# WORK TO BE COMPLETED:
The word "весь" occurs in some lines of the listing. Copy those lines.

# SOURCE DATA:
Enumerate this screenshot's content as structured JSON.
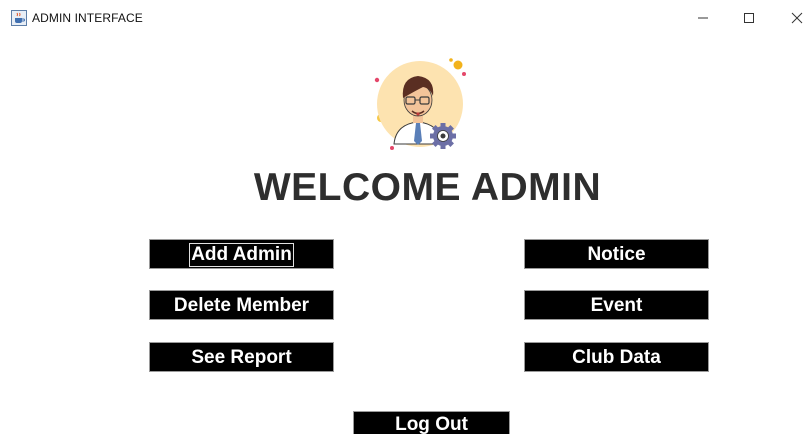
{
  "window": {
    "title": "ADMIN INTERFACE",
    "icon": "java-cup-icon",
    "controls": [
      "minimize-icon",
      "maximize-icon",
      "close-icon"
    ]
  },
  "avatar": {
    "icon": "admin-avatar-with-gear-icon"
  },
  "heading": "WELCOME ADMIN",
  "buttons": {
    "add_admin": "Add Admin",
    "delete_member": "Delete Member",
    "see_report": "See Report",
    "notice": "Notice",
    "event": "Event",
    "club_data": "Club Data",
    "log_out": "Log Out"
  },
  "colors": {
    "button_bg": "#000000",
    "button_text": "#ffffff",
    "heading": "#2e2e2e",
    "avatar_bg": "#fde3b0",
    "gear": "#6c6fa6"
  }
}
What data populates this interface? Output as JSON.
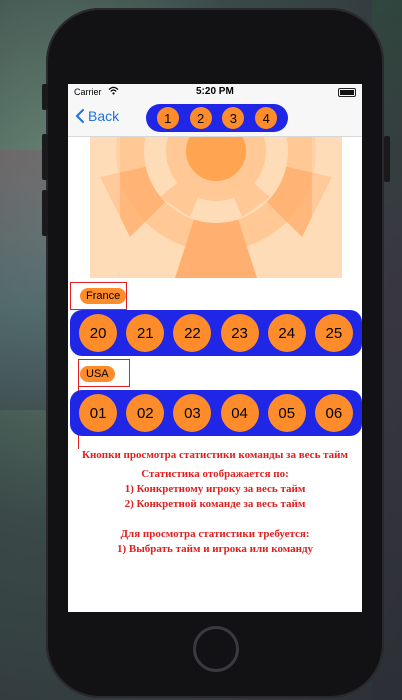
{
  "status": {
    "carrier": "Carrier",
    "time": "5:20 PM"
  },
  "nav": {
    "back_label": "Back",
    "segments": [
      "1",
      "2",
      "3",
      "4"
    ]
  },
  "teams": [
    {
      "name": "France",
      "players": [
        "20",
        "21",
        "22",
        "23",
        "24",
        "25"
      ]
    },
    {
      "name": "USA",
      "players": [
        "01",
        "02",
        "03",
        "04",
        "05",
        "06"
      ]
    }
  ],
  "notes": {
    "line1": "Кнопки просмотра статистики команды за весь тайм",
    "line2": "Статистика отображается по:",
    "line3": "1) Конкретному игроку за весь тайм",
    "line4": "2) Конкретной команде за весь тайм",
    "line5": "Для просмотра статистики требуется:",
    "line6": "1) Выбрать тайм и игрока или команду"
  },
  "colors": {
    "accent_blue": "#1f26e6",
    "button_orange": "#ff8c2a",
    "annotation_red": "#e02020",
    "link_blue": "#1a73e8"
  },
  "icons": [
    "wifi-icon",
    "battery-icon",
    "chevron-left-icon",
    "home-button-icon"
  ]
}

# TASK SOLUTION:
    "line1": "Кнопки просмотра статистики команды за весь тайм",
    "line3": "1) Конкретному игроку за весь тайм",
    "line4": "2) Конкретной команде за весь тайм",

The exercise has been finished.